Leonard, who championed the fluoride proposal, listed four meetings July 26. Two were about the Portland Loo, one was about skateboarding and one was with the police union. But no fluoride.
Saltzman listed three meetings Aug. 2 with the city forester, the police union and one about a homeless camp. But nothing about the fluoride proposal.
Of the nine slots on Fish’s calendar, he reported a 30-minute meeting Aug. 2 with “Health Coalitions” but didn’t identify the group or the topic.
Fritz, meanwhile, reports her calendar by week instead of by day. She listed 16 meetings or events, none about fluoride or with Upstream Public Health.
And Adams listed six items on his calendar for Aug. 27. They include a meeting with Police Chief Mike Reese, a meeting about Brazil trade, a meeting with Transportation Director Tom Miller, a media event and two blocks for “office time.” But nothing about fluoride.
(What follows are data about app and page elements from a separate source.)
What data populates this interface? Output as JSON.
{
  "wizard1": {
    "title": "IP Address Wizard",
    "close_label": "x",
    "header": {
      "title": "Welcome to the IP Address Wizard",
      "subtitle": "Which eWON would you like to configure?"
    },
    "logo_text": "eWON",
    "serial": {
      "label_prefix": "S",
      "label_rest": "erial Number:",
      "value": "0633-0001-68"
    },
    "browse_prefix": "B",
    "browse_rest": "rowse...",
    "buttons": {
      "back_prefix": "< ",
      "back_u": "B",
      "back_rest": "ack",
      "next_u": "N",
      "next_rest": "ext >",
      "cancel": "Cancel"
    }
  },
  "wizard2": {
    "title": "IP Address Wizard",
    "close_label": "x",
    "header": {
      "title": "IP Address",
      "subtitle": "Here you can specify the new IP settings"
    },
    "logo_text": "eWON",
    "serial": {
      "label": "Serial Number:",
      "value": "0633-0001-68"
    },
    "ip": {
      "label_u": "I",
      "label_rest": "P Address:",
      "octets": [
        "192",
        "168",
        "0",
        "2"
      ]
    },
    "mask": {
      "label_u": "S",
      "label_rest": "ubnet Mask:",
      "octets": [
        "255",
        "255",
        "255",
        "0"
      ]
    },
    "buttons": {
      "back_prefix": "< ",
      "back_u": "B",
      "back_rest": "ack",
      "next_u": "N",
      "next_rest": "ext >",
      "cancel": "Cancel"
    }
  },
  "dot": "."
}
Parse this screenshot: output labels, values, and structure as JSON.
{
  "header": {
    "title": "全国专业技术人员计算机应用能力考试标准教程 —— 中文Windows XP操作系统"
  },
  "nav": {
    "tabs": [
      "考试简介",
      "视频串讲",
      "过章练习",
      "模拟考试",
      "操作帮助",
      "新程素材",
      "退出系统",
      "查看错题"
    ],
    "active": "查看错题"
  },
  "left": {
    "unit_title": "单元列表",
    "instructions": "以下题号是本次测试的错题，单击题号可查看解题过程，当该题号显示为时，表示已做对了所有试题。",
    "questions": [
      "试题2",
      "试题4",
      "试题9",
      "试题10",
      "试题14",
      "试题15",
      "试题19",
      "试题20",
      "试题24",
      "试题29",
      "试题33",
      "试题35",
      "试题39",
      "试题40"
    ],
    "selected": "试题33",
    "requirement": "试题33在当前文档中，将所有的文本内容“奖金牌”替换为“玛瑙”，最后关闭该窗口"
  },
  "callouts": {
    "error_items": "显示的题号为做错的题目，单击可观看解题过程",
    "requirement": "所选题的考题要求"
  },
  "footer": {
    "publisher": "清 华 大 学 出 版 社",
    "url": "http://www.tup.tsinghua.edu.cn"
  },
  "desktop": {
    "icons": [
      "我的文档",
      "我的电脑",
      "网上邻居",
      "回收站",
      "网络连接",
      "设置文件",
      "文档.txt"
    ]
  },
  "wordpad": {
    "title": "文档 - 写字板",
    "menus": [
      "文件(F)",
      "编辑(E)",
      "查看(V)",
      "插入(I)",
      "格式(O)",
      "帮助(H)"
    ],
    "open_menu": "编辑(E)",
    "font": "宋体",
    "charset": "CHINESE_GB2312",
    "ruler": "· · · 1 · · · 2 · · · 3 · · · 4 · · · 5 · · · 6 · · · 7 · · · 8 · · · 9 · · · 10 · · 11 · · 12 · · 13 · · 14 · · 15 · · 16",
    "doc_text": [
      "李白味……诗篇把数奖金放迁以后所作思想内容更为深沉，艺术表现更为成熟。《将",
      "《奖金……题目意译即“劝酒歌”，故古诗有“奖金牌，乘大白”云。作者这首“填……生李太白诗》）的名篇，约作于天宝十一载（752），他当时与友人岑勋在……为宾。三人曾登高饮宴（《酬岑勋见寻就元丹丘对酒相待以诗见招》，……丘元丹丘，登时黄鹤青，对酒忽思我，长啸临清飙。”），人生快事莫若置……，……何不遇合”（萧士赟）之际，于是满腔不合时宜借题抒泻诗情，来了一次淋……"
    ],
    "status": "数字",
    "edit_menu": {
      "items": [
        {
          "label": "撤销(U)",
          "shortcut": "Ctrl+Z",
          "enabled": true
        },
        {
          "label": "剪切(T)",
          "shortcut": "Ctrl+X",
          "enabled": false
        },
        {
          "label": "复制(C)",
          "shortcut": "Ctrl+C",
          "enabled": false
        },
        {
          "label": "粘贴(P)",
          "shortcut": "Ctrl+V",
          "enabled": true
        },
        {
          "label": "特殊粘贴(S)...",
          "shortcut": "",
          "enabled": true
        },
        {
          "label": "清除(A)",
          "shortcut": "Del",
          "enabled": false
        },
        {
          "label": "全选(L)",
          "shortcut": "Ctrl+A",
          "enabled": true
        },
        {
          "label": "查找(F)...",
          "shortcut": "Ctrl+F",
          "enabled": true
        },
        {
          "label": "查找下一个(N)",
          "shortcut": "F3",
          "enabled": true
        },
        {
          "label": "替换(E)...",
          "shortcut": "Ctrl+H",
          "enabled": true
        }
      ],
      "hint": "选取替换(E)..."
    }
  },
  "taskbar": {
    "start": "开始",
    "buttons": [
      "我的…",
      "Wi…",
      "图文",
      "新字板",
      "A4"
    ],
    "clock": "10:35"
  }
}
According to city code, elected officials are required to post their calendars “of activities related to official city business” 15 days after the end of the previous quarter. That deadline was Oct. 15. There is only one exception: If an elected official “determines that such posting poses a safety threat.”
As for Upstream Public Health, it didn’t register as a lobbying group until Aug. 16. The Oregonian broke news of the fluoride push, and the group’s stealth lobbying efforts, Aug. 9.
According to city code, lobbyists are required to register with the city “within three working days after a lobbying entity has spent 8 hours or more or estimates that it has spent cumulative 8 hours or more during any calendar quarter lobbying.”
After registering, groups that spend more than 8 hours lobbying are required to file a full statement by the 15th day following the quarter. That’s where Upstream Public Health listed its meetings with City Council members.
While just one of five initial meetings appeared on City Council calendars, two of four follow-up meetings did show up.
According to Upstream Public Health’s disclosure, it also met with Leonard Aug. 20, Aug. 27 and Aug. 30, and Fish on Aug. 31.
Leonard listed the meetings Aug. 20 and Aug. 27 but not on Aug. 30, although he did show a meeting that day with Tualatin Mayor Lou Ogden, who had concerns about wholesale customers buying water from Portland.
Fish listed 10 appointment Aug. 31, none regarding fluoride or with Upstream Public Health or its registered lobbyists.
The calendar rules also apply to Portland’s top administrators.
But a review Thursday showed that just 10 of 21 bureau directors had posted calendars by Oct. 15 for the months of July, August and September. And the City Auditor’s office — swamped by the fluoride referendum effort, ironically — has yet to post third-quarter lobbying reports. The office released Upstream Public Health’s report this week in response to a request from The Oregonian.
In 2005, when the City Council approved Adams’ lobbying and reporting plan, he said it would shine a “disinfecting light” on decision-making that “will make the city government a sunnier place, not just for the political class, but for all Portlanders, even on the rainiest day.”